Camille T. Dungy is the author of four collections of poetry, most recently Trophic Cascade (Wesleyan UP, 2017), winner of the Colorado Book Award. She is also the author of the essay collections Soil: The Story of a Black Mother’s Garden (Simon & Schuster, 2023) and Guidebook to Relative Strangers: Journeys into Race, Motherhood and History (W.W. Norton, 2017), a finalist for the National Book Critics Circle Award. Dungy has also edited anthologies including Black Nature: Four Centuries of African American Nature Poetry and From the Fishouse: An Anthology of Poems that Sing, Rhyme, Resound, Syncopate, Alliterate, and Just Plain Sound Great. A 2019 Guggenheim Fellow, her honors include NEA Fellowships in poetry (2003) and prose (2018), an American Book Award, two NAACP Image Award nominations, and two Hurston/Wright Legacy Award nominations. Dungy’s poems have been published in Best American Poetry, The 100 Best African American Poems, the Pushcart Anthology, Best American Travel Writing, and over thirty other anthologies. She is University Distinguished Professor at Colorado State University.

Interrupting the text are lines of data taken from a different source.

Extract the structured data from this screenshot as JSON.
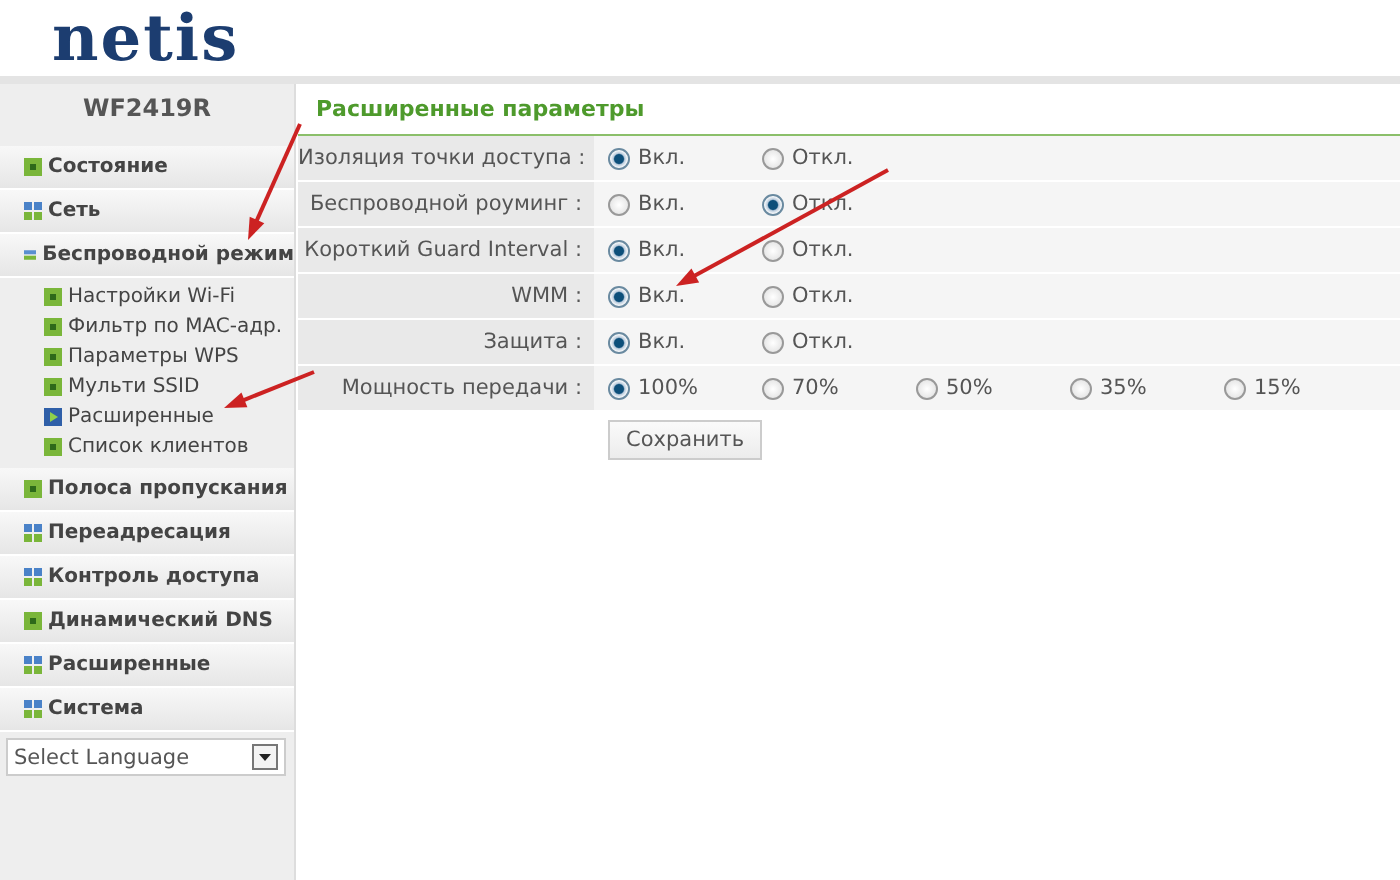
{
  "logo": "netis",
  "model": "WF2419R",
  "menu": [
    {
      "label": "Состояние",
      "kind": "square"
    },
    {
      "label": "Сеть",
      "kind": "grid"
    },
    {
      "label": "Беспроводной режим",
      "kind": "bars",
      "children": [
        {
          "label": "Настройки Wi-Fi",
          "selected": false
        },
        {
          "label": "Фильтр по MAC-адр.",
          "selected": false
        },
        {
          "label": "Параметры WPS",
          "selected": false
        },
        {
          "label": "Мульти SSID",
          "selected": false
        },
        {
          "label": "Расширенные",
          "selected": true
        },
        {
          "label": "Список клиентов",
          "selected": false
        }
      ]
    },
    {
      "label": "Полоса пропускания",
      "kind": "square"
    },
    {
      "label": "Переадресация",
      "kind": "grid"
    },
    {
      "label": "Контроль доступа",
      "kind": "grid"
    },
    {
      "label": "Динамический DNS",
      "kind": "square"
    },
    {
      "label": "Расширенные",
      "kind": "grid"
    },
    {
      "label": "Система",
      "kind": "grid"
    }
  ],
  "language": {
    "value": "Select Language"
  },
  "panel": {
    "title": "Расширенные параметры",
    "rows": [
      {
        "label": "Изоляция точки доступа :",
        "options": [
          {
            "label": "Вкл.",
            "selected": true
          },
          {
            "label": "Откл.",
            "selected": false
          }
        ]
      },
      {
        "label": "Беспроводной роуминг :",
        "options": [
          {
            "label": "Вкл.",
            "selected": false
          },
          {
            "label": "Откл.",
            "selected": true
          }
        ]
      },
      {
        "label": "Короткий Guard Interval :",
        "options": [
          {
            "label": "Вкл.",
            "selected": true
          },
          {
            "label": "Откл.",
            "selected": false
          }
        ]
      },
      {
        "label": "WMM :",
        "options": [
          {
            "label": "Вкл.",
            "selected": true
          },
          {
            "label": "Откл.",
            "selected": false
          }
        ]
      },
      {
        "label": "Защита :",
        "options": [
          {
            "label": "Вкл.",
            "selected": true
          },
          {
            "label": "Откл.",
            "selected": false
          }
        ]
      },
      {
        "label": "Мощность передачи :",
        "options": [
          {
            "label": "100%",
            "selected": true
          },
          {
            "label": "70%",
            "selected": false
          },
          {
            "label": "50%",
            "selected": false
          },
          {
            "label": "35%",
            "selected": false
          },
          {
            "label": "15%",
            "selected": false
          }
        ]
      }
    ],
    "save_button": "Сохранить"
  }
}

Alexandria Peary was appointed by the Executive Council as New Hampshire Poet Laureate on October 23 2019, to serve until March 2024. The state's poet laureate serves as an ambassador for all poets in New Hampshire and works to heighten the visibility and value of poetry in the state.

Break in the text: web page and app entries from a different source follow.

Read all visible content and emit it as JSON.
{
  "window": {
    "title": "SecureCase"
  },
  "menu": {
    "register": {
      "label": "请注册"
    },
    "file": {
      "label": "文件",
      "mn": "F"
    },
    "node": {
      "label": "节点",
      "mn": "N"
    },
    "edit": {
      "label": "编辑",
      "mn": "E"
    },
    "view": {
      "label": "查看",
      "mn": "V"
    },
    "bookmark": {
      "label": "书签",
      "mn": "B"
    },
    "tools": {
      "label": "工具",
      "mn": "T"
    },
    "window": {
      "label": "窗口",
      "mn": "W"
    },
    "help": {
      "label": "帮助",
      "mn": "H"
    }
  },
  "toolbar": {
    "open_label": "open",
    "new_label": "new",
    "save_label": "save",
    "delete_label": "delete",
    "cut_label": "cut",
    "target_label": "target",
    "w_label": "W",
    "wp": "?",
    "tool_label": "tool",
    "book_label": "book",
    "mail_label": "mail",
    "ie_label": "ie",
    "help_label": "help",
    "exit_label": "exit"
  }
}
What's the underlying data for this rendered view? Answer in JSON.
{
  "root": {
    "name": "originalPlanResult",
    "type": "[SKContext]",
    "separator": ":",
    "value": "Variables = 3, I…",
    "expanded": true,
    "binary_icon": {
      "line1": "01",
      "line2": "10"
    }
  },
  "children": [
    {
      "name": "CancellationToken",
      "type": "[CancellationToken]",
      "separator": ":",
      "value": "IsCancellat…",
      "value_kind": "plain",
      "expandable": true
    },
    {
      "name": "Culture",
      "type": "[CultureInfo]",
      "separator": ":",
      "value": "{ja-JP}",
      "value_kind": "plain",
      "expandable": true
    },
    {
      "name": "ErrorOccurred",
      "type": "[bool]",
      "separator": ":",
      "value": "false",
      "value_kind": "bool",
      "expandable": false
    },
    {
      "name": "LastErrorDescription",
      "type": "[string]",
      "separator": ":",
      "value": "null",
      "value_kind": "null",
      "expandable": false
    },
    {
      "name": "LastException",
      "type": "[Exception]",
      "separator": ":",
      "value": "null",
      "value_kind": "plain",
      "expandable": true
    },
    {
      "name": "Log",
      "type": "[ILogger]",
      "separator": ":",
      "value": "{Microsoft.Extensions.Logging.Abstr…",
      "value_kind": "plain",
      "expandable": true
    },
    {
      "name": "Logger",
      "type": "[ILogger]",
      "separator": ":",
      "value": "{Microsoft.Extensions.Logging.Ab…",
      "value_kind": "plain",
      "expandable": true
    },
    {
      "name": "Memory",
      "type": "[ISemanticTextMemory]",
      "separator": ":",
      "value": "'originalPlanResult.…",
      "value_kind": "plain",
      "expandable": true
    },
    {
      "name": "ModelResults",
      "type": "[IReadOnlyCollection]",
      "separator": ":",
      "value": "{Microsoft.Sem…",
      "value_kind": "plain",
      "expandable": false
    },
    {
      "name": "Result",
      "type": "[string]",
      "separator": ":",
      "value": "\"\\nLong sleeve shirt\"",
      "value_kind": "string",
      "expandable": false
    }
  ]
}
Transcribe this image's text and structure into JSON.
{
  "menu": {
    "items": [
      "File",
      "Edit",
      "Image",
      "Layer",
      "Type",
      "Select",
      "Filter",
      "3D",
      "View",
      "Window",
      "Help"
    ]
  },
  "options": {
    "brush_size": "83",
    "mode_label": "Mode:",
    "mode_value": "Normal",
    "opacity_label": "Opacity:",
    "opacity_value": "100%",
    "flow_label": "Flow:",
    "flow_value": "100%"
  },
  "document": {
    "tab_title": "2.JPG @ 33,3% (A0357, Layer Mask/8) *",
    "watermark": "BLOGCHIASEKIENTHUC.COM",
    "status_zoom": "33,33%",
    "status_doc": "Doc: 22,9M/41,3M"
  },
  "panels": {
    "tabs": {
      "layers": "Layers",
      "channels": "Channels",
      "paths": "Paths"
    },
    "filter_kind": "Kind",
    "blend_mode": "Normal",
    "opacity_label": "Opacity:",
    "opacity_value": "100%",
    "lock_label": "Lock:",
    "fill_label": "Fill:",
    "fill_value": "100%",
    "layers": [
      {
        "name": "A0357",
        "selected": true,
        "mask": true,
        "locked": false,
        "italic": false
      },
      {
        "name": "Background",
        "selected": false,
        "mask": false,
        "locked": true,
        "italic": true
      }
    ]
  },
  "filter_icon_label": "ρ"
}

Alexandria holds an MFA in Poetry from the Iowa Writers’ Workshop at the University of Iowa, a second MFA in Poetry from the University of Massachusetts, Amherst, and a PhD in English/Composition from the University of New Hampshire.
Alexandria is the author of nine books, including five books of poetry and two books on the teaching of writing: Fall Foliage Called Bathers & Dancers (2008); Lid to the Shadow (2011); Control Bird Alt Delete (2014); Creative Writing Pedagogies for the Twenty-First Century, with Tom C. Hunley (2015); Prolific Moment: Theory and Practice of Mindfulness for Writing (2018); The Water Draft (2019); COVID Spring: Granite State Pandemic Poems (2020); COVID Spring: More Granite State Pandemic Poems (2021); and Battle of Silicon Valley at Daybreak (2022). Her poetry has appeared in the Yale Review, Gettysburg Review, New American Writing, Painted Bride Quarterly, Barrow Street, Denver Quarterly, New England Review, Bombay Gin, and the North American Review.

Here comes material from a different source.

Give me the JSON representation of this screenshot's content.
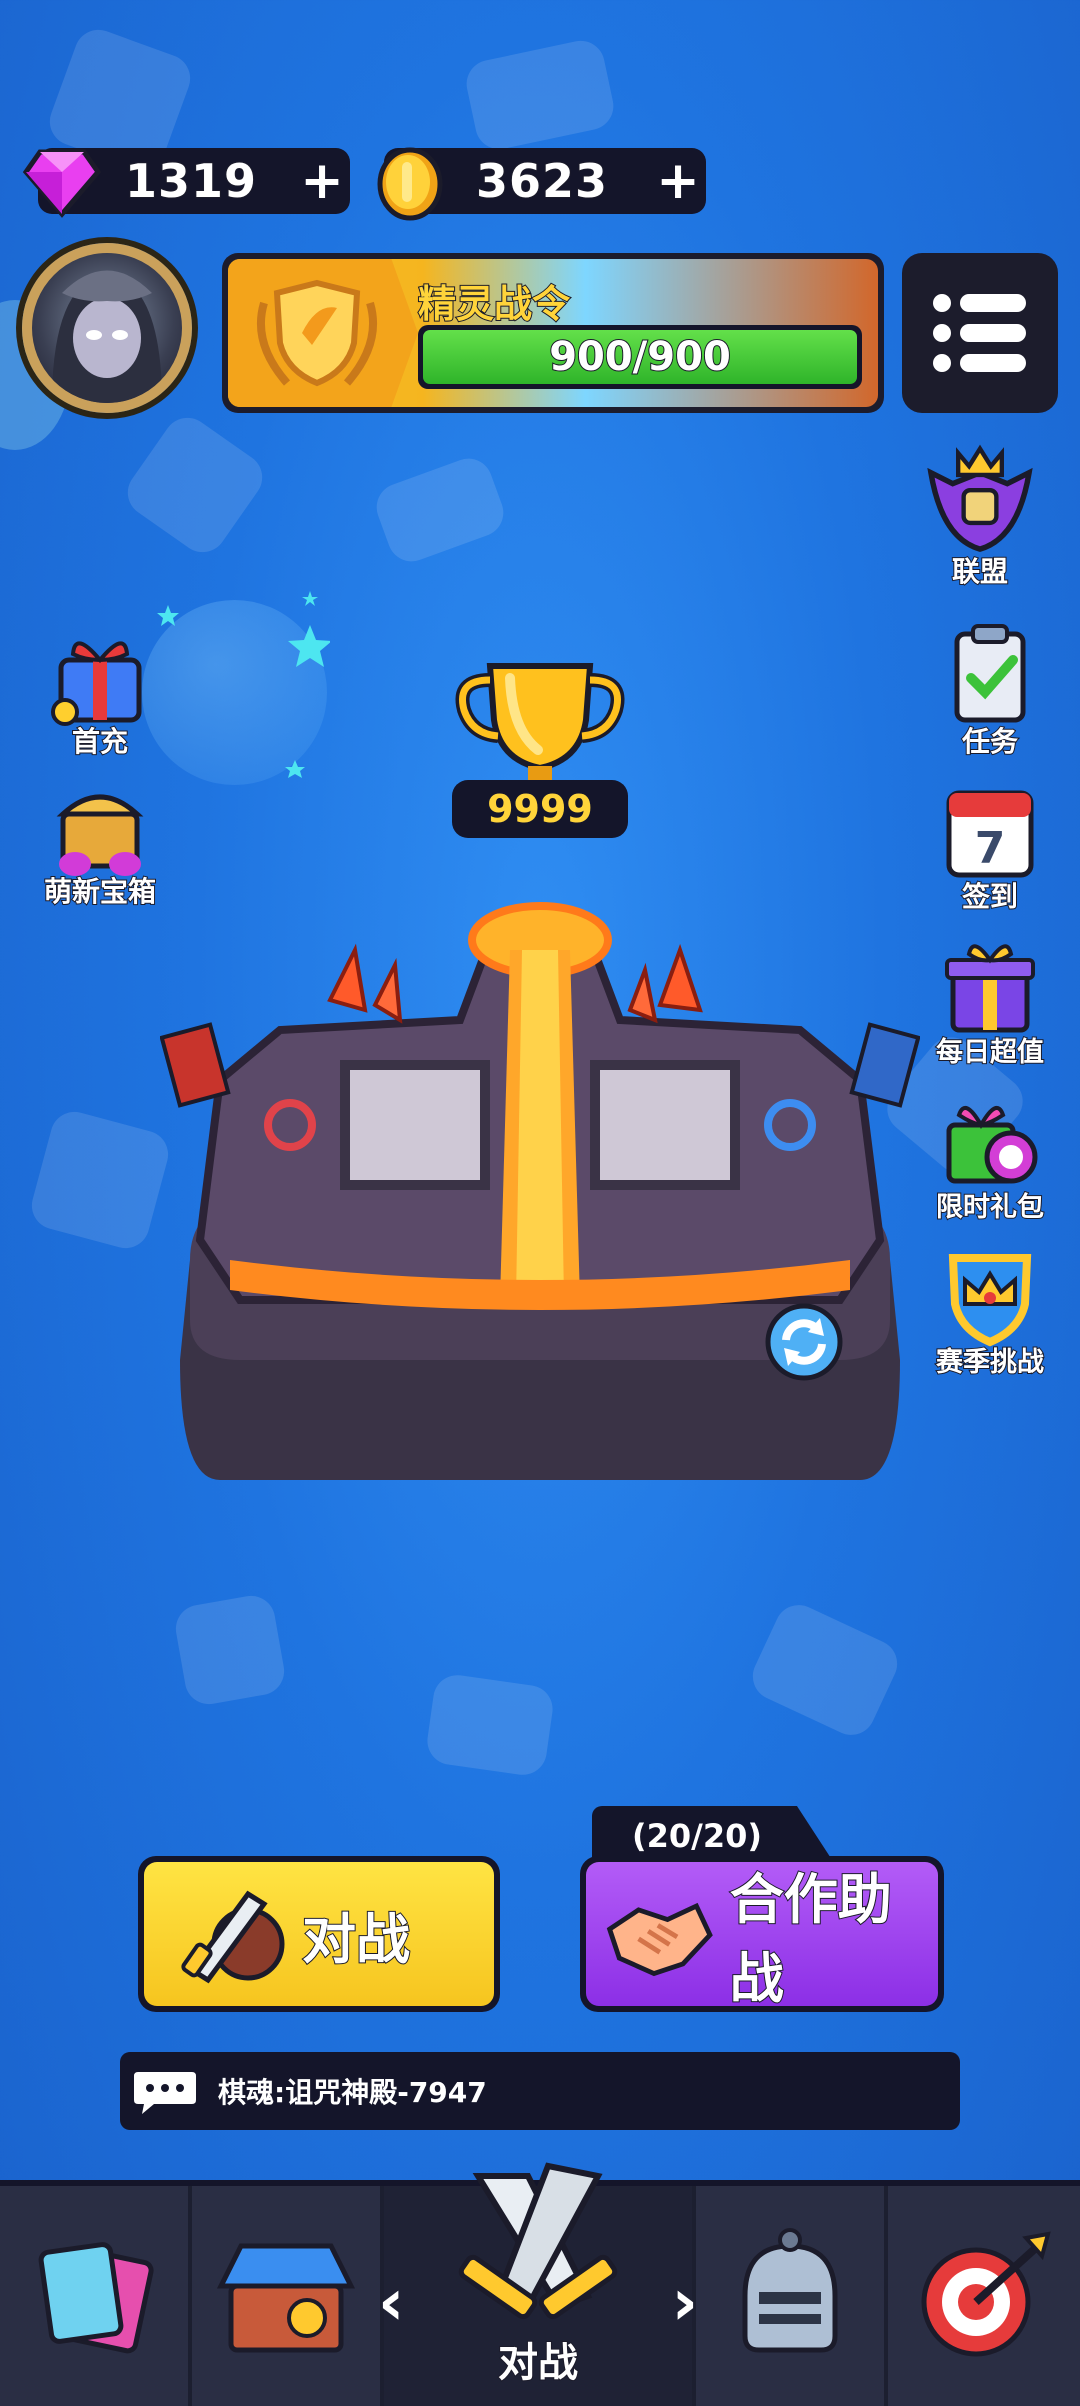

Diannely Antigua is a Dominican American poet and educator, born and raised in Massachusetts. Her debut collection Ugly Music (YesYes Books, 2019) was the winner of the Pamet River Prize and a 2020 Whiting Award. Her second poetry collection is forthcoming with Copper Canyon Press in 2024.
Diannely received her B.A. in English from the University of Massachusetts Lowell where she won the Jack Kerouac Creative Writing Scholarship; and received her MFA at NYU where she was awarded a Global Research Initiative Fellowship to Florence, Italy. She is the recipient of additional fellowships from CantoMundo, Community of Writers, Fine Arts Work Center Summer Program, and was a finalist for the 2021 Ruth Lilly and Dorothy Sargent Rosenberg Poetry Fellowship. Her work has been nominated for the Pushcart Prize and chosen for the Best of the Net Anthology.
Her poems can be found in Poem-a-Day, Poetry Magazine, The American Poetry Review, Washington Square Review, The Adroit Journal, and elsewhere. She hosts the podcast Bread & Poetry and is currently the Poet Laureate of Portsmouth, NH, the youngest and first person of color to receive that title.
More featured poets coming soon.